• ABOUT THIS EXERCISE:
Please retype all of the records below word for word, leaving out any pictures.

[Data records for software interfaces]
■ ■ ■

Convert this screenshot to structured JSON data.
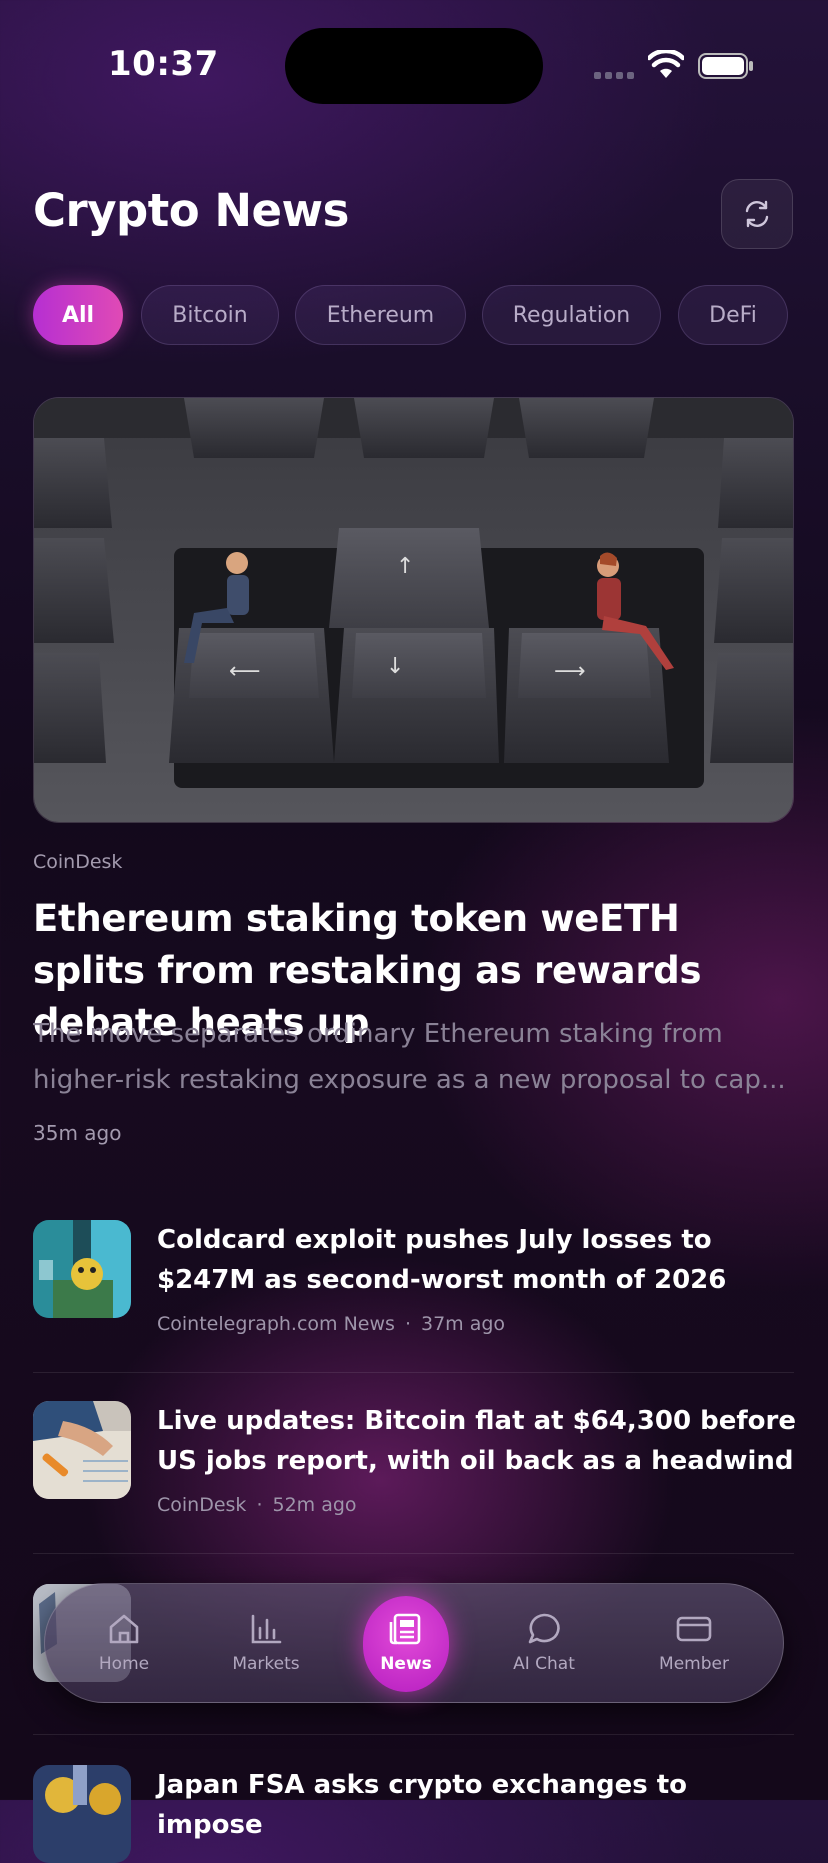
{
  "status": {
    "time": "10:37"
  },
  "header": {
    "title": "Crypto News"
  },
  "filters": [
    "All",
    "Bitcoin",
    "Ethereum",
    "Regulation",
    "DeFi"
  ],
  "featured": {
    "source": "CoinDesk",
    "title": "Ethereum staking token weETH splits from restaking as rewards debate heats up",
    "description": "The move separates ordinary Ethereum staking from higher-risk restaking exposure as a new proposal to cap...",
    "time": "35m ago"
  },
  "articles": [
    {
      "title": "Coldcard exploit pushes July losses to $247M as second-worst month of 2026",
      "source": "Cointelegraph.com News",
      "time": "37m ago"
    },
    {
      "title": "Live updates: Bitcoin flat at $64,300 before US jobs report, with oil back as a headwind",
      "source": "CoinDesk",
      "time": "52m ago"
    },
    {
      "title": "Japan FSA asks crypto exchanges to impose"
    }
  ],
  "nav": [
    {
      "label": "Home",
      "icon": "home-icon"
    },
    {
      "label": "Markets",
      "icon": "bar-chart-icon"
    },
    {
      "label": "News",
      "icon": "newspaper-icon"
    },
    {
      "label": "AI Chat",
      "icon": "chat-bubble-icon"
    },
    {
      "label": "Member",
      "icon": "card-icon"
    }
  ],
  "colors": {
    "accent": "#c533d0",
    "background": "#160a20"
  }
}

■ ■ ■

• YOUR RESPONSE:
Convert this screenshot to structured JSON data.
{
  "status": {
    "time": "10:37"
  },
  "header": {
    "title": "Crypto News"
  },
  "filters": [
    "All",
    "Bitcoin",
    "Ethereum",
    "Regulation",
    "DeFi"
  ],
  "featured": {
    "source": "CoinDesk",
    "title": "Ethereum staking token weETH splits from restaking as rewards debate heats up",
    "description": "The move separates ordinary Ethereum staking from higher-risk restaking exposure as a new proposal to cap...",
    "time": "35m ago"
  },
  "articles": [
    {
      "title": "Coldcard exploit pushes July losses to $247M as second-worst month of 2026",
      "source": "Cointelegraph.com News",
      "time": "37m ago"
    },
    {
      "title": "Live updates: Bitcoin flat at $64,300 before US jobs report, with oil back as a headwind",
      "source": "CoinDesk",
      "time": "52m ago"
    },
    {
      "title": "Japan FSA asks crypto exchanges to impose"
    }
  ],
  "nav": [
    {
      "label": "Home",
      "icon": "home-icon"
    },
    {
      "label": "Markets",
      "icon": "bar-chart-icon"
    },
    {
      "label": "News",
      "icon": "newspaper-icon"
    },
    {
      "label": "AI Chat",
      "icon": "chat-bubble-icon"
    },
    {
      "label": "Member",
      "icon": "card-icon"
    }
  ],
  "colors": {
    "accent": "#c533d0",
    "background": "#160a20"
  }
}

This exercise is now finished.